[[ Records supplied open ]]

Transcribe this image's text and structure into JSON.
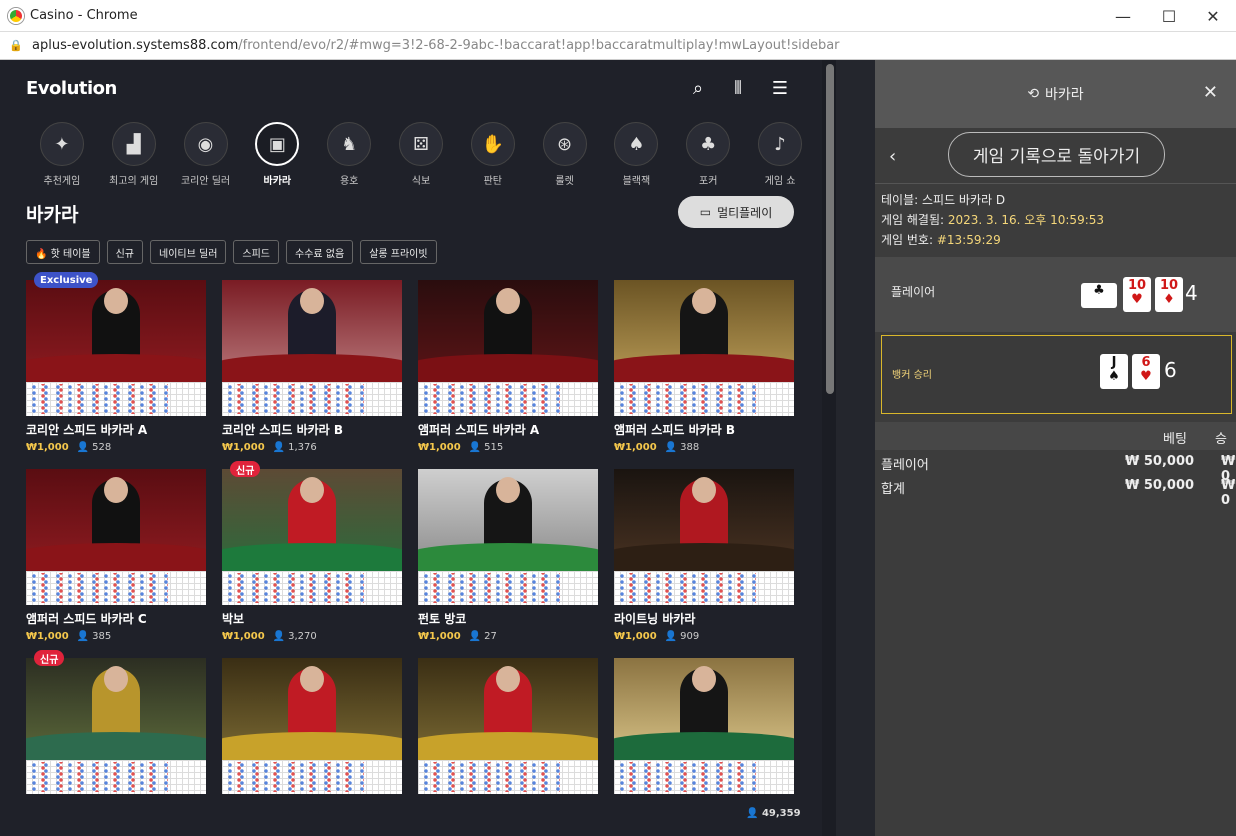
{
  "window": {
    "title": "Casino - Chrome",
    "url_host": "aplus-evolution.systems88.com",
    "url_path": "/frontend/evo/r2/#mwg=3!2-68-2-9abc-!baccarat!app!baccaratmultiplay!mwLayout!sidebar"
  },
  "brand": "Evolution",
  "categories": [
    {
      "label": "추천게임",
      "icon": "sparkle-icon",
      "glyph": "✦"
    },
    {
      "label": "최고의 게임",
      "icon": "podium-icon",
      "glyph": "▟"
    },
    {
      "label": "코리안 딜러",
      "icon": "chip-icon",
      "glyph": "◉"
    },
    {
      "label": "바카라",
      "icon": "cards-icon",
      "glyph": "▣"
    },
    {
      "label": "용호",
      "icon": "dragon-icon",
      "glyph": "♞"
    },
    {
      "label": "식보",
      "icon": "dice-icon",
      "glyph": "⚄"
    },
    {
      "label": "판탄",
      "icon": "hands-icon",
      "glyph": "✋"
    },
    {
      "label": "룰렛",
      "icon": "roulette-icon",
      "glyph": "⊛"
    },
    {
      "label": "블랙잭",
      "icon": "blackjack-icon",
      "glyph": "♠"
    },
    {
      "label": "포커",
      "icon": "poker-icon",
      "glyph": "♣"
    },
    {
      "label": "게임 쇼",
      "icon": "mic-icon",
      "glyph": "♪"
    }
  ],
  "page_title": "바카라",
  "multiplay_label": "멀티플레이",
  "chips": [
    "🔥 핫 테이블",
    "신규",
    "네이티브 딜러",
    "스피드",
    "수수료 없음",
    "살롱 프라이빗"
  ],
  "tables": [
    {
      "name": "코리안 스피드 바카라 A",
      "amount": "₩1,000",
      "players": "528",
      "badge": "Exclusive",
      "theme": "red"
    },
    {
      "name": "코리안 스피드 바카라 B",
      "amount": "₩1,000",
      "players": "1,376",
      "badge": "",
      "theme": "redflower"
    },
    {
      "name": "앰퍼러 스피드 바카라 A",
      "amount": "₩1,000",
      "players": "515",
      "badge": "",
      "theme": "darkred"
    },
    {
      "name": "앰퍼러 스피드 바카라 B",
      "amount": "₩1,000",
      "players": "388",
      "badge": "",
      "theme": "gold"
    },
    {
      "name": "앰퍼러 스피드 바카라 C",
      "amount": "₩1,000",
      "players": "385",
      "badge": "",
      "theme": "red"
    },
    {
      "name": "박보",
      "amount": "₩1,000",
      "players": "3,270",
      "badge": "신규",
      "theme": "green"
    },
    {
      "name": "펀토 방코",
      "amount": "₩1,000",
      "players": "27",
      "badge": "",
      "theme": "greyroom"
    },
    {
      "name": "라이트닝 바카라",
      "amount": "₩1,000",
      "players": "909",
      "badge": "",
      "theme": "dark"
    },
    {
      "name": "",
      "amount": "",
      "players": "",
      "badge": "신규",
      "theme": "peek"
    },
    {
      "name": "",
      "amount": "",
      "players": "",
      "badge": "",
      "theme": "yellow"
    },
    {
      "name": "",
      "amount": "",
      "players": "",
      "badge": "",
      "theme": "yellow"
    },
    {
      "name": "",
      "amount": "",
      "players": "",
      "badge": "",
      "theme": "goldroom"
    }
  ],
  "total_players": "49,359",
  "panel": {
    "title": "바카라",
    "back_button": "게임 기록으로 돌아가기",
    "table_label": "테이블:",
    "table_value": "스피드 바카라 D",
    "resolved_label": "게임 해결됨:",
    "resolved_value": "2023. 3. 16. 오후 10:59:53",
    "game_no_label": "게임 번호:",
    "game_no_value": "#13:59:29",
    "player_label": "플레이어",
    "player_score": "4",
    "banker_label": "뱅커 승리",
    "banker_score": "6",
    "player_cards": [
      {
        "rank": "♣",
        "suit": "♣",
        "color": "black",
        "side": true
      },
      {
        "rank": "10",
        "suit": "♥",
        "color": "red"
      },
      {
        "rank": "10",
        "suit": "♦",
        "color": "red"
      }
    ],
    "banker_cards": [
      {
        "rank": "J",
        "suit": "♠",
        "color": "black"
      },
      {
        "rank": "6",
        "suit": "♥",
        "color": "red"
      }
    ],
    "col_bet": "베팅",
    "col_win": "승",
    "rows": [
      {
        "label": "플레이어",
        "bet": "₩ 50,000",
        "win": "₩ 0"
      },
      {
        "label": "합계",
        "bet": "₩ 50,000",
        "win": "₩ 0"
      }
    ]
  }
}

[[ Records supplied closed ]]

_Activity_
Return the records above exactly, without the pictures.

_Task output_
Transcribe this image's text and structure into JSON.
{
  "window": {
    "title": "Casino - Chrome",
    "url_host": "aplus-evolution.systems88.com",
    "url_path": "/frontend/evo/r2/#mwg=3!2-68-2-9abc-!baccarat!app!baccaratmultiplay!mwLayout!sidebar"
  },
  "brand": "Evolution",
  "categories": [
    {
      "label": "추천게임",
      "icon": "sparkle-icon",
      "glyph": "✦"
    },
    {
      "label": "최고의 게임",
      "icon": "podium-icon",
      "glyph": "▟"
    },
    {
      "label": "코리안 딜러",
      "icon": "chip-icon",
      "glyph": "◉"
    },
    {
      "label": "바카라",
      "icon": "cards-icon",
      "glyph": "▣"
    },
    {
      "label": "용호",
      "icon": "dragon-icon",
      "glyph": "♞"
    },
    {
      "label": "식보",
      "icon": "dice-icon",
      "glyph": "⚄"
    },
    {
      "label": "판탄",
      "icon": "hands-icon",
      "glyph": "✋"
    },
    {
      "label": "룰렛",
      "icon": "roulette-icon",
      "glyph": "⊛"
    },
    {
      "label": "블랙잭",
      "icon": "blackjack-icon",
      "glyph": "♠"
    },
    {
      "label": "포커",
      "icon": "poker-icon",
      "glyph": "♣"
    },
    {
      "label": "게임 쇼",
      "icon": "mic-icon",
      "glyph": "♪"
    }
  ],
  "page_title": "바카라",
  "multiplay_label": "멀티플레이",
  "chips": [
    "🔥 핫 테이블",
    "신규",
    "네이티브 딜러",
    "스피드",
    "수수료 없음",
    "살롱 프라이빗"
  ],
  "tables": [
    {
      "name": "코리안 스피드 바카라 A",
      "amount": "₩1,000",
      "players": "528",
      "badge": "Exclusive",
      "theme": "red"
    },
    {
      "name": "코리안 스피드 바카라 B",
      "amount": "₩1,000",
      "players": "1,376",
      "badge": "",
      "theme": "redflower"
    },
    {
      "name": "앰퍼러 스피드 바카라 A",
      "amount": "₩1,000",
      "players": "515",
      "badge": "",
      "theme": "darkred"
    },
    {
      "name": "앰퍼러 스피드 바카라 B",
      "amount": "₩1,000",
      "players": "388",
      "badge": "",
      "theme": "gold"
    },
    {
      "name": "앰퍼러 스피드 바카라 C",
      "amount": "₩1,000",
      "players": "385",
      "badge": "",
      "theme": "red"
    },
    {
      "name": "박보",
      "amount": "₩1,000",
      "players": "3,270",
      "badge": "신규",
      "theme": "green"
    },
    {
      "name": "펀토 방코",
      "amount": "₩1,000",
      "players": "27",
      "badge": "",
      "theme": "greyroom"
    },
    {
      "name": "라이트닝 바카라",
      "amount": "₩1,000",
      "players": "909",
      "badge": "",
      "theme": "dark"
    },
    {
      "name": "",
      "amount": "",
      "players": "",
      "badge": "신규",
      "theme": "peek"
    },
    {
      "name": "",
      "amount": "",
      "players": "",
      "badge": "",
      "theme": "yellow"
    },
    {
      "name": "",
      "amount": "",
      "players": "",
      "badge": "",
      "theme": "yellow"
    },
    {
      "name": "",
      "amount": "",
      "players": "",
      "badge": "",
      "theme": "goldroom"
    }
  ],
  "total_players": "49,359",
  "panel": {
    "title": "바카라",
    "back_button": "게임 기록으로 돌아가기",
    "table_label": "테이블:",
    "table_value": "스피드 바카라 D",
    "resolved_label": "게임 해결됨:",
    "resolved_value": "2023. 3. 16. 오후 10:59:53",
    "game_no_label": "게임 번호:",
    "game_no_value": "#13:59:29",
    "player_label": "플레이어",
    "player_score": "4",
    "banker_label": "뱅커 승리",
    "banker_score": "6",
    "player_cards": [
      {
        "rank": "♣",
        "suit": "♣",
        "color": "black",
        "side": true
      },
      {
        "rank": "10",
        "suit": "♥",
        "color": "red"
      },
      {
        "rank": "10",
        "suit": "♦",
        "color": "red"
      }
    ],
    "banker_cards": [
      {
        "rank": "J",
        "suit": "♠",
        "color": "black"
      },
      {
        "rank": "6",
        "suit": "♥",
        "color": "red"
      }
    ],
    "col_bet": "베팅",
    "col_win": "승",
    "rows": [
      {
        "label": "플레이어",
        "bet": "₩ 50,000",
        "win": "₩ 0"
      },
      {
        "label": "합계",
        "bet": "₩ 50,000",
        "win": "₩ 0"
      }
    ]
  }
}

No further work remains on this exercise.